While courts recognize that ESI contained on a hard drive is discoverable, if material and relevant, they will require that an appropriate foundation be established in order for a requesting party to be provided with copies of such information, and that safeguards be adopted to ensure that a request is not overbroad and unduly burdensome and will not result in the turnover of privileged, irrelevant or confidential material.

Thus, to ensure success when moving to compel disclosure of ESI contained on a cloned drive, counsel for the parties should attempt to work together and address protocols upfront that would streamline the review and production process and address the often high costs associated with same.

Further, in addition to the tort of conversion, counsel should consider alleging a breach of bailment cause of action when there has been a loss of electronic data or information.


1.              See “Forensic Inspection of Computer Hard Drives Under New York Law”, Mark A. Berman, N.Y.L.J. September 1, 2005, at 4, col. 4 and quoted by Schreiber v. Schreiber, 2010 WL 2735672, at *7 (Sup. Ct. N.Y. Co. June 25, 2010).

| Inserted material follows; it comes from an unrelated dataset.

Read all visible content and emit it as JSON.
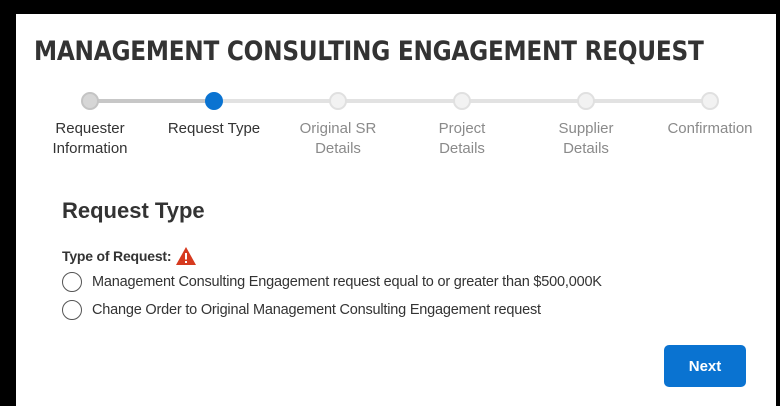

2.              Schreiber, 904 N.Y.S.2d 886

3.              Marchello v. Perfect Little Productions, Inc., Index No. 5057/2006 (Sup. Ct. Nassau Co. June 15, 2010).

4.              Schreiber, at 893

5.              Id. at 890.

6.              Id. at 890, 891 (citations omitted); see also Etzion v. Etzion, 7 Misc. 3d 940, 796 N.Y.S.2d 844 (Sup. Ct. Nassau Co. 2005) (permitting mirror imaging of defendant husband’s disk drives, but imposed specific limitations and the process was supervised by a referee); R.C. v. B.W., NYLJ Apr. 23, 2008, at 26, col. 1 (Sup. Ct. Kings Co. 2008) (denying “fishing expedition” into wife’s computer where information sought was not limited and “particularly” did “not seek financial documents, records, billing statements or bank statements”); Byrne v. Byrne, 168 Misc. 2d 321, 650 N.Y.S.2d 499 (Sup. Ct. Kings Co. 1996) (husband’s portable computer belonging to husband’s employer was “akin to a filing cabinet” and “could be confiscated by [wife] without his consent,” and information contained therein regarding “husband’s finances and personal business records was discoverable, subject to the attorney-client privilege any application for a protective order).

7.              Schreiber, at 892.

8 .             Id. at 893.

9.              Id. at 893-894.

10.            Id. at 894-895.

11.          Id. at t 895

12.             Marchello, at p. 5.

13.           In New York Racing Ass’n. Inc. v. Nassau Regional Off-Track Betting Corp., a trial court also relied on Thyroff holding that a party may “maintain an action for conversation where its electronically stored data is misappropriated, regardless of whether plaintiff has been excluded from access to its intangible property.” Index No. 021993/09 at 6 (Sup. Ct. Nassau Co. June 14, 2010.) The trial court noted that conversion may be predicated upon the “intrinsic value” of information that is stored on the computer and that there was “very little practical importance whether the tort is called conversion {or unfair completion} because in either case the recovery is for the full value of the intangible right so appropriated.” Id. (citation omitted) The court concluded that plaintiff “may maintain an action for conversion of its live audio-visual simulcast, even though it was not ‘excluded’ from access to the electronic data transmission.” Id. Thus, although “[defendant’s] unauthorized transmission of the simulcast may have been unintended,” the court held that it “must give plaintiff the benefit of the possible inference that the simulcast was intentional.” Id.

14.             Marchello, at p. 5

15.             Id.